Items from an interface collection:

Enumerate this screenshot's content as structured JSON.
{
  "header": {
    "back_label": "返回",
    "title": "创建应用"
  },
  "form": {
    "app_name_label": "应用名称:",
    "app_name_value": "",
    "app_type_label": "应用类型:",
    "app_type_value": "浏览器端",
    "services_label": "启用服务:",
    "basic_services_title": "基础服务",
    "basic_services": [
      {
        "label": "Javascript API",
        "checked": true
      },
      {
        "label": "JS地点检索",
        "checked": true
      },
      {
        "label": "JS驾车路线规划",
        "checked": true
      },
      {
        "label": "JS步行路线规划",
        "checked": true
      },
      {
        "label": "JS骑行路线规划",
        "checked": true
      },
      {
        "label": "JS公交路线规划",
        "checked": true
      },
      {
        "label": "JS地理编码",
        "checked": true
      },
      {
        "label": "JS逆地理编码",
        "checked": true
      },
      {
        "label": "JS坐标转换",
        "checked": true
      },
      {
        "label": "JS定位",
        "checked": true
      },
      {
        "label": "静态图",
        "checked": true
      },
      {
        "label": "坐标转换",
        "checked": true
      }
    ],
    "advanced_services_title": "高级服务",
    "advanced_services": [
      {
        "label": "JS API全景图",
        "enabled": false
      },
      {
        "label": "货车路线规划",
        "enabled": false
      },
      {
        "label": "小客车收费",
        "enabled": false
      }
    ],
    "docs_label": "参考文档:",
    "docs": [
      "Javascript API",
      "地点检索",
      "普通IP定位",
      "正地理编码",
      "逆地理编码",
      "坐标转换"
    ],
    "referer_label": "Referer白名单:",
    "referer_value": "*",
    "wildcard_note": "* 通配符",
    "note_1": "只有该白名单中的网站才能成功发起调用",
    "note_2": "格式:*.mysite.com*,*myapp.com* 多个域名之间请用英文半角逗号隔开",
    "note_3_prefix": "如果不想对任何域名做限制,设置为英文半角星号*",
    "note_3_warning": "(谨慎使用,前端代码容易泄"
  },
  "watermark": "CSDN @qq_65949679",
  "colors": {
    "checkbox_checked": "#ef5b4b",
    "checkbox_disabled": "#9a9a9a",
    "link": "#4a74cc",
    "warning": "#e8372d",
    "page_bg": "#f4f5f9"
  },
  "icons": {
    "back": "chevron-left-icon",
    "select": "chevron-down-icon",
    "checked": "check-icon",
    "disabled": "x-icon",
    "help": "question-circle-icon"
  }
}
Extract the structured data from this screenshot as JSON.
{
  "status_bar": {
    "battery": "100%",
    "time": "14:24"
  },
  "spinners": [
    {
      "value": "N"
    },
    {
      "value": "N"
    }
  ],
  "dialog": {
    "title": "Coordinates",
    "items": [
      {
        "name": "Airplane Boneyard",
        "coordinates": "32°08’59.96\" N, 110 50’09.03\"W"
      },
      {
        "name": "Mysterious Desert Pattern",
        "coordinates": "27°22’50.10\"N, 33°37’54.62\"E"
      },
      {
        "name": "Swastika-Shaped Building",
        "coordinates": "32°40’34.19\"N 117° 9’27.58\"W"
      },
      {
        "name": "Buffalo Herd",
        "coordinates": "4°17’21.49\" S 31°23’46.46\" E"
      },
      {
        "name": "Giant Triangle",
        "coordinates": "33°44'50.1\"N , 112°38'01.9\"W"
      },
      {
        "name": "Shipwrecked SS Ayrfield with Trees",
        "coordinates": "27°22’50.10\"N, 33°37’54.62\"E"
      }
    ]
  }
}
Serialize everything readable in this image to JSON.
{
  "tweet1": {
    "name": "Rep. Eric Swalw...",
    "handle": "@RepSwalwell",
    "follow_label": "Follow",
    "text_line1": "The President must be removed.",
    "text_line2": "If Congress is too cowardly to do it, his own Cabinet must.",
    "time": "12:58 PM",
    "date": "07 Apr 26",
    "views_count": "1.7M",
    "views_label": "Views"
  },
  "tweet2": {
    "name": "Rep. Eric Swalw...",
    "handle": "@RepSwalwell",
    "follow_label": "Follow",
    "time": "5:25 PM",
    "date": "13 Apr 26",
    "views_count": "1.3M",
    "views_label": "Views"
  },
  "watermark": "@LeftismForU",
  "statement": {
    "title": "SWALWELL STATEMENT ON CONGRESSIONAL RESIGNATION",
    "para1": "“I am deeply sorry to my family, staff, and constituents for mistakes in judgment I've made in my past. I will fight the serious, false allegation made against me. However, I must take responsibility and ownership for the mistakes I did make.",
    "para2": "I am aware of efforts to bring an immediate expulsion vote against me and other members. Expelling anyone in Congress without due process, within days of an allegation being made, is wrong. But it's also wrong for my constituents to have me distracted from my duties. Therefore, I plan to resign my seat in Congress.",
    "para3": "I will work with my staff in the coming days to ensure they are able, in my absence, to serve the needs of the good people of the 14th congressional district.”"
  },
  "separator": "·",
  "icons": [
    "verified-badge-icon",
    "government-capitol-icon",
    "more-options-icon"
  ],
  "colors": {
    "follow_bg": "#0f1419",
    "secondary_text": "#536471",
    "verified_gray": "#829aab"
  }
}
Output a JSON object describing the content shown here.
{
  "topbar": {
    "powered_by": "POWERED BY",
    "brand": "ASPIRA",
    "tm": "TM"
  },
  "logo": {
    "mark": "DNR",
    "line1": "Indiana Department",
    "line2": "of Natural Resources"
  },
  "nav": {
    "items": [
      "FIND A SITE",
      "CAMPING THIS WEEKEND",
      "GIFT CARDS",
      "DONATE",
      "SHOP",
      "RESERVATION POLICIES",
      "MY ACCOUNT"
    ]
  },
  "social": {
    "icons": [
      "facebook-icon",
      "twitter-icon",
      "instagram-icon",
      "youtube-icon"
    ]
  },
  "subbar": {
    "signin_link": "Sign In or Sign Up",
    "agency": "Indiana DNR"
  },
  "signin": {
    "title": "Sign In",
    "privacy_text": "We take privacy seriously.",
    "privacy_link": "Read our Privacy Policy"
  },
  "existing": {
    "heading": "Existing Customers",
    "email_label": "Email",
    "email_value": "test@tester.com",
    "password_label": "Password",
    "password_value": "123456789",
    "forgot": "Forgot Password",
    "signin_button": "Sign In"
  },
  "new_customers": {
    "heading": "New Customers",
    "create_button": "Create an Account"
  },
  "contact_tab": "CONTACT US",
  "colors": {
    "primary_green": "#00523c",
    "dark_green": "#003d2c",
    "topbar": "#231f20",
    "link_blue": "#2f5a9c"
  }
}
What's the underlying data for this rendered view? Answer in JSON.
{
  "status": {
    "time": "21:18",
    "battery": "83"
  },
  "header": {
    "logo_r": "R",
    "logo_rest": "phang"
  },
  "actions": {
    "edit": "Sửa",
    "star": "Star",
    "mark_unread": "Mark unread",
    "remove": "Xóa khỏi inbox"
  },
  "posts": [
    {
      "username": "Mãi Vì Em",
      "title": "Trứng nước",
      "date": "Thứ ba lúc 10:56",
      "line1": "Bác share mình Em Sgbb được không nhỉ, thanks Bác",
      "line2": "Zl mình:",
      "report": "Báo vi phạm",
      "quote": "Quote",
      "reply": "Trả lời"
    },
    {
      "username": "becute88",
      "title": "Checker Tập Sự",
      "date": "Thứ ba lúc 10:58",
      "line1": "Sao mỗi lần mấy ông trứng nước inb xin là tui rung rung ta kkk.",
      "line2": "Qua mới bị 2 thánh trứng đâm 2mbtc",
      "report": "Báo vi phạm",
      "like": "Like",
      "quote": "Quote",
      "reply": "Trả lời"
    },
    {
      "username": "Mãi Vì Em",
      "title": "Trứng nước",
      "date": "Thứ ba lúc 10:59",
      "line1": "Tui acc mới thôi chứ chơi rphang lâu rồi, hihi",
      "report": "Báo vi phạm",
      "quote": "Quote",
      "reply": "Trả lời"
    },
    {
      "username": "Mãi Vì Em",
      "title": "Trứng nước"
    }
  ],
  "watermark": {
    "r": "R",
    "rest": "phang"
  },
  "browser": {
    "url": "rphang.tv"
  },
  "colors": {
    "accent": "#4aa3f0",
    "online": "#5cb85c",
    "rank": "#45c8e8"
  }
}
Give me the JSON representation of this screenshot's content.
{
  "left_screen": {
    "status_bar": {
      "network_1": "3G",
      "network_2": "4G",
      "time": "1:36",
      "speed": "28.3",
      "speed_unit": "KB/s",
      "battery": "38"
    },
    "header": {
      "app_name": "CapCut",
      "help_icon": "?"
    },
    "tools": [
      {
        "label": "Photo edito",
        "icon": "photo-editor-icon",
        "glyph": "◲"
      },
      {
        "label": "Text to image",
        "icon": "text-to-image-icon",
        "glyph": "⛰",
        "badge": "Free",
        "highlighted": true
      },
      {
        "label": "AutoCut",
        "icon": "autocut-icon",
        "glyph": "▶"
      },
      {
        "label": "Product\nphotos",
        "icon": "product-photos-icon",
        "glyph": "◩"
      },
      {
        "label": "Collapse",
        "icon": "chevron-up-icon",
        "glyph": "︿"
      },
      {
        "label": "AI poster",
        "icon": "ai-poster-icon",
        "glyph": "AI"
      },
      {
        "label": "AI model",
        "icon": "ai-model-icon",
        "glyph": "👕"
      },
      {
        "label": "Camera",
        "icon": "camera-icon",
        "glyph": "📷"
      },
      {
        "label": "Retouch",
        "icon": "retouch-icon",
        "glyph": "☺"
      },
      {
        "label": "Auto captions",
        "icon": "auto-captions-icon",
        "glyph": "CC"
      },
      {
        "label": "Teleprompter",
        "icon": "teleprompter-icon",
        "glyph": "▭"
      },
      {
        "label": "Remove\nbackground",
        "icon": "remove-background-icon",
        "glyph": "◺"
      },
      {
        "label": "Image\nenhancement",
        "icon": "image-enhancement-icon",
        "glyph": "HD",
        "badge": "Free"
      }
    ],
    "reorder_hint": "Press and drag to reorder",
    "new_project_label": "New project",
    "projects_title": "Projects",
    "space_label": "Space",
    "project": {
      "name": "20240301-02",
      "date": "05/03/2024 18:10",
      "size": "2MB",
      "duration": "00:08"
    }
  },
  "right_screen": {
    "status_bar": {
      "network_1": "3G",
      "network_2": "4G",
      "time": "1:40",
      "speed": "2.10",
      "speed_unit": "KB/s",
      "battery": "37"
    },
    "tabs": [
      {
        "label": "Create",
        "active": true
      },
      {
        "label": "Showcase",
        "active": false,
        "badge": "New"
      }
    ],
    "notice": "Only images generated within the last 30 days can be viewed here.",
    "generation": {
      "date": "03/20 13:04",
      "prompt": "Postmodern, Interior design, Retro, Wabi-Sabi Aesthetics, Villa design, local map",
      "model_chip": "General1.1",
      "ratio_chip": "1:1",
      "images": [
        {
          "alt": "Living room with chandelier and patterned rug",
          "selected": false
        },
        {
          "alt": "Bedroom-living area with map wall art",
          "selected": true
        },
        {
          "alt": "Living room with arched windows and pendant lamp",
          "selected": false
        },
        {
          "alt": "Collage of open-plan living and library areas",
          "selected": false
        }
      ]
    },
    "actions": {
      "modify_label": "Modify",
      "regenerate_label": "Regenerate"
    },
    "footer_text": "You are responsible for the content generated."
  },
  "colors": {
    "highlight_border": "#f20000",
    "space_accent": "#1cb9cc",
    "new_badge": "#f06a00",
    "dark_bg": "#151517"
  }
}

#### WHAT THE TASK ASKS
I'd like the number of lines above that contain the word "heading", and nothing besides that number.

#### REPLY TO THE TASK
2